While using zooms can add flare to your project, especially when using them for emphasis, it’s important that we have motivation for using them in the first place. Adding a zoom without any reason can confuse the viewer and leave them wondering what they should be paying attention to or what they might have missed. That is the last thing we want! While zooms can be super fun to use, we want to make sure we don’t overdo it, unless there is a reason.
Examples of Zooms
Now let’s jump into a few examples for zooms that occur in some major films.
Lord of the Rings
A great example of a zoom, this one in particular, is a zoom dolly shot, is in Peter Jackson’s Lord of the Rings: The Fellowship of the Ring. Right before Frodo, Sam, Pippin, and Merry run from the ringwraiths, Frodo could sense that danger was nearby and they showed that visually by adding a zoom into the forest that lay ahead of them. As I mentioned earlier, fear is a great motivator to add a zoom.
The Emperor’s New Groove
Another great example of a zoom shot, which also happens to be my favorite, is in Disney’s The Emperor’s New Groove. In this case, it is used as comedic relief. Who doesn’t love to laugh when it’s least expected? The shot starts out with Kronk chasing Kuzco, who’s in a nap sack, and he is about to fall down one of the waterfalls at the palace. Kronk catches him right at the last second, which sets us up in a series of “hard cut zoom-outs” until we reach the chimp and the bug.
Then we zoom in quickly and are dropped right back into the action. This film uses a lot of zooms for comedic relief which is one of the greatest ways to use zooms in your films.
In this article, I will use images from our short film “We Need To Talk.” This film is about two couples with very different perspectives and agendas counting down the New Year. Having two couples with completely different outlooks on their relationships creates a lot of tension and high stakes scenarios. With all of that in mind, this film is definitely one that would be fun to add zooms to.
Can I add multiple zooms?
Yes! If you wish to continue to add zooms, you can repeat the steps above and treat your “endpoint” as if it were your starting point. If you want to add zooms in a different area without affecting any footage in between, you will have to blade your clip first, so FCP knows when to stop keyframing.
Can I adjust keyframes?
Use the right and left arrows next to navigate to whichever keyframe you wish to adjust. Ie: Scale (All), position, Scale X, Scale Y, etc. Once you are on the right one, you can adjust the scale and position.
Can I delete keyframes?

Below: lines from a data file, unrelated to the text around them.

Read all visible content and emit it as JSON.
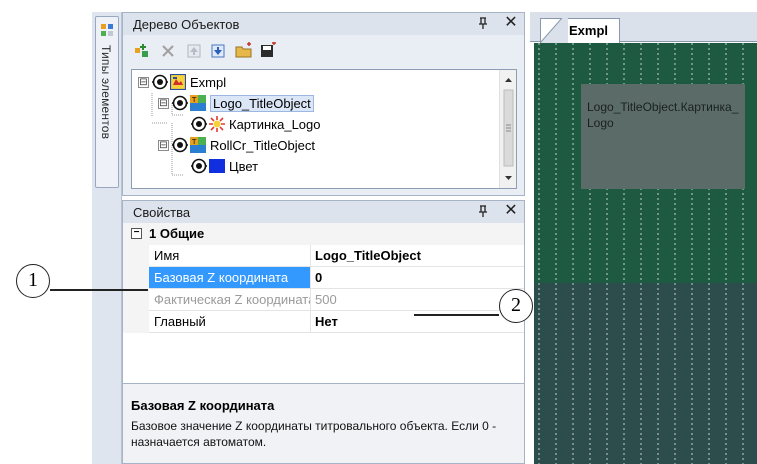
{
  "tool_tab": {
    "label": "Типы элементов",
    "icon": "grid-icon"
  },
  "tree_panel": {
    "title": "Дерево Объектов",
    "pin_label": "ꟼ",
    "close_label": "✕",
    "toolbar": [
      "add-object-icon",
      "delete-icon",
      "move-up-icon",
      "move-down-icon",
      "open-folder-icon",
      "save-icon"
    ],
    "nodes": [
      {
        "label": "Exmpl",
        "level": 0,
        "expander": "⊟",
        "icon": "scene-icon",
        "selected": false
      },
      {
        "label": "Logo_TitleObject",
        "level": 1,
        "expander": "⊟",
        "icon": "title-object-icon",
        "selected": true
      },
      {
        "label": "Картинка_Logo",
        "level": 2,
        "expander": "",
        "icon": "picture-icon",
        "selected": false
      },
      {
        "label": "RollCr_TitleObject",
        "level": 1,
        "expander": "⊟",
        "icon": "title-object-icon",
        "selected": false
      },
      {
        "label": "Цвет",
        "level": 2,
        "expander": "",
        "icon": "color-icon",
        "selected": false
      }
    ]
  },
  "props_panel": {
    "title": "Свойства",
    "pin_label": "ꟼ",
    "close_label": "✕",
    "category": {
      "toggle": "⊟",
      "label": "1 Общие"
    },
    "rows": [
      {
        "name": "Имя",
        "value": "Logo_TitleObject",
        "selected": false,
        "disabled": false
      },
      {
        "name": "Базовая Z координата",
        "value": "0",
        "selected": true,
        "disabled": false
      },
      {
        "name": "Фактическая Z координата",
        "value": "500",
        "selected": false,
        "disabled": true
      },
      {
        "name": "Главный",
        "value": "Нет",
        "selected": false,
        "disabled": false
      }
    ],
    "help": {
      "title": "Базовая Z координата",
      "text": "Базовое значение Z координаты титровального объекта. Если 0 - назначается автоматом."
    }
  },
  "canvas": {
    "tab_label": "Exmpl",
    "object_label": "Logo_TitleObject.Картинка_Logo",
    "colors": {
      "background": "#1e5a42",
      "lower": "#2d4d4d",
      "object": "#5b6b68",
      "selection": "#3399ff"
    }
  },
  "callouts": [
    "1",
    "2"
  ]
}
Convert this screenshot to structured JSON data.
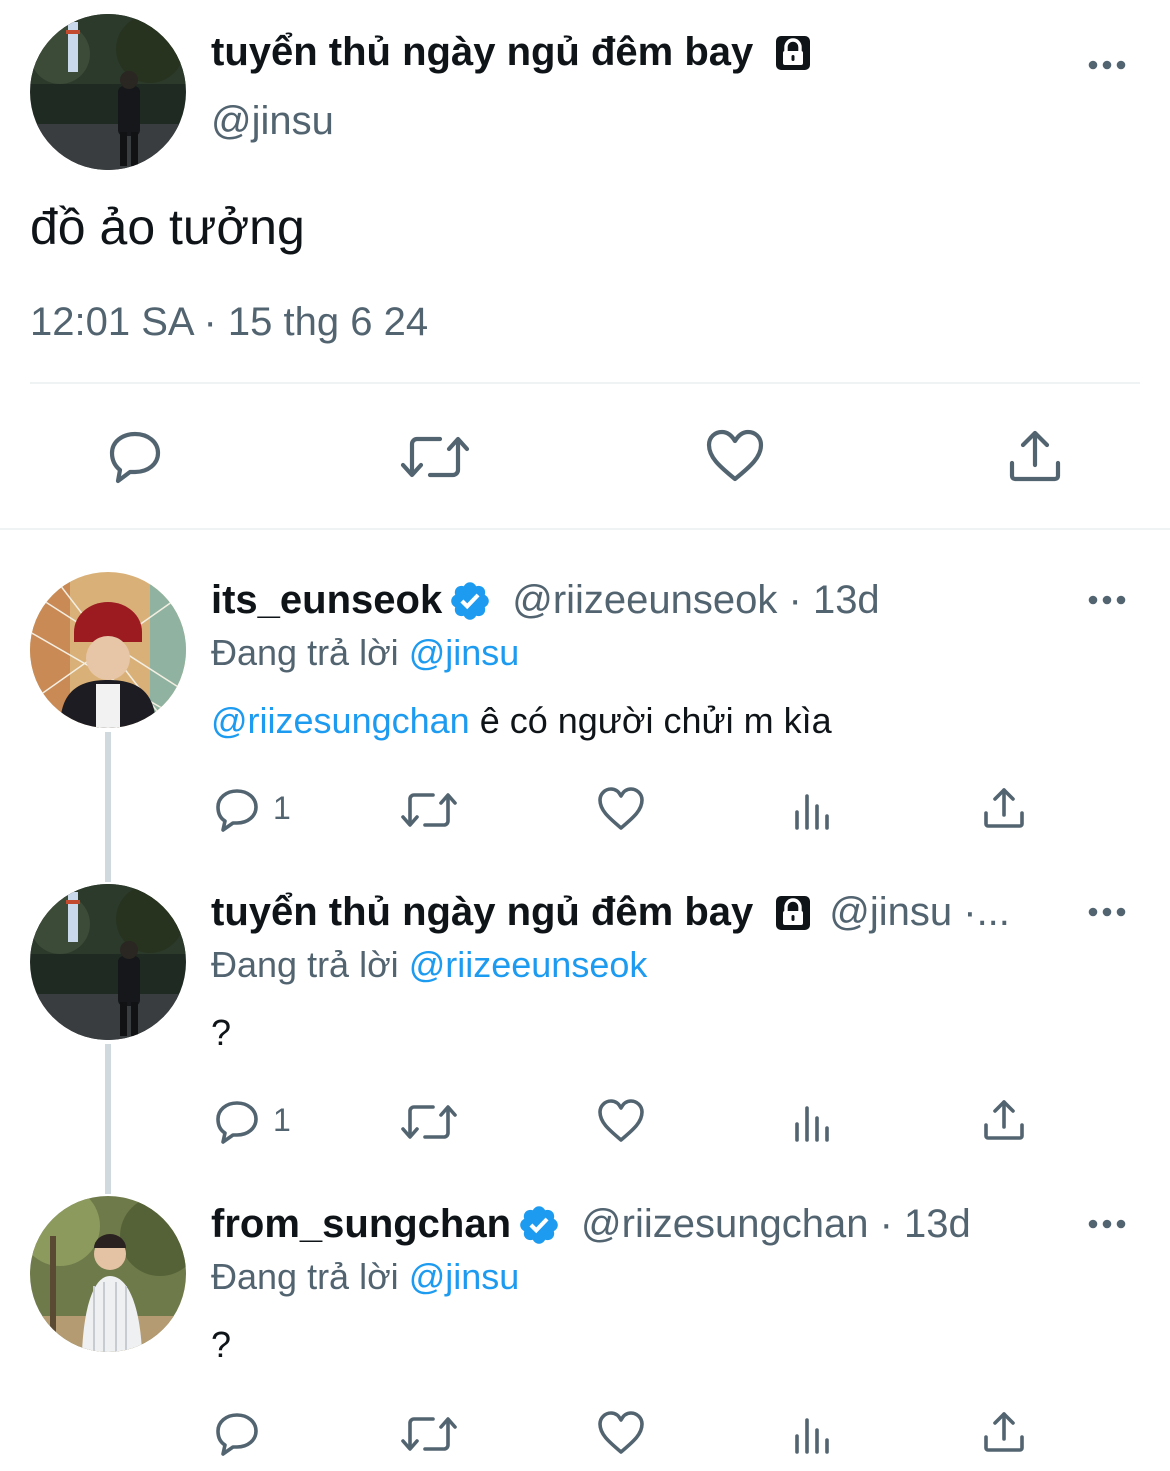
{
  "main_tweet": {
    "display_name": "tuyển thủ ngày ngủ đêm bay",
    "handle": "@jinsu",
    "text": "đồ ảo tưởng",
    "timestamp": "12:01 SA · 15 thg 6 24",
    "icons": [
      "avatar",
      "lock-icon",
      "more-icon",
      "reply-icon",
      "retweet-icon",
      "like-icon",
      "share-icon"
    ]
  },
  "replies": [
    {
      "display_name": "its_eunseok",
      "handle_time": "@riizeeunseok · 13d",
      "replying_prefix": "Đang trả lời",
      "replying_to": "@jinsu",
      "mention": "@riizesungchan",
      "text": " ê có người chửi m kìa",
      "reply_count": "1",
      "verified": true
    },
    {
      "display_name": "tuyển thủ ngày ngủ đêm bay",
      "handle_time": "@jinsu ·...",
      "replying_prefix": "Đang trả lời",
      "replying_to": "@riizeeunseok",
      "text": "?",
      "reply_count": "1",
      "locked": true
    },
    {
      "display_name": "from_sungchan",
      "handle_time": "@riizesungchan · 13d",
      "replying_prefix": "Đang trả lời",
      "replying_to": "@jinsu",
      "text": "?",
      "reply_count": "",
      "verified": true
    }
  ],
  "colors": {
    "accent": "#1d9bf0",
    "text": "#0f1419",
    "secondary": "#536471",
    "divider": "#eff3f4",
    "thread_line": "#cfd9de"
  }
}
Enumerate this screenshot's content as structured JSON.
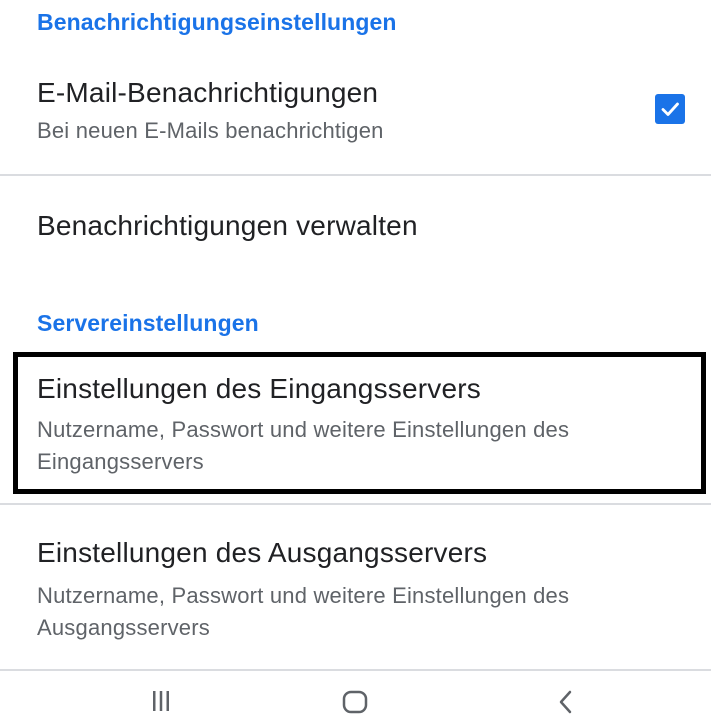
{
  "notifications_section": {
    "header": "Benachrichtigungseinstellungen",
    "email_notifications": {
      "title": "E-Mail-Benachrichtigungen",
      "subtitle": "Bei neuen E-Mails benachrichtigen",
      "checked": true
    },
    "manage_notifications": {
      "title": "Benachrichtigungen verwalten"
    }
  },
  "server_section": {
    "header": "Servereinstellungen",
    "incoming": {
      "title": "Einstellungen des Eingangsservers",
      "subtitle_line1": "Nutzername, Passwort und weitere Einstellungen des",
      "subtitle_line2": "Eingangsservers"
    },
    "outgoing": {
      "title": "Einstellungen des Ausgangsservers",
      "subtitle_line1": "Nutzername, Passwort und weitere Einstellungen des",
      "subtitle_line2": "Ausgangsservers"
    }
  },
  "nav_bar": {
    "buttons": [
      "recent-apps",
      "home",
      "back"
    ]
  },
  "colors": {
    "accent": "#1a73e8",
    "primary_text": "#202124",
    "secondary_text": "#5f6368",
    "divider": "#dadce0",
    "highlight": "#000000"
  }
}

To delete keyframes, navigate to the keyframe you wish to delete by using the left and right arrows. Once you have found the right one, click the – arrow to delete it.
More In-House Final Cut Pro Tutorials
Here are some additional resource you may find.. resourceful!
- How To Add Transitions in Final Cut Pro
- How To Change from Portrait to Landscape in Final Cut Pro
- How To Freeze Frame in Final Cut Pro
And That’s How To Slow Zoom in Final Cut Pro
What did I tell you? Keyframes aren’t so bad, are they? We have now learned how to add a slow zoom to our projects. Did this spark any inspiration for future films? Let us know in the comments what you plan to use the zoom feature for. Don’t forget to allow yourself to get creative! As always, happy filmmaking!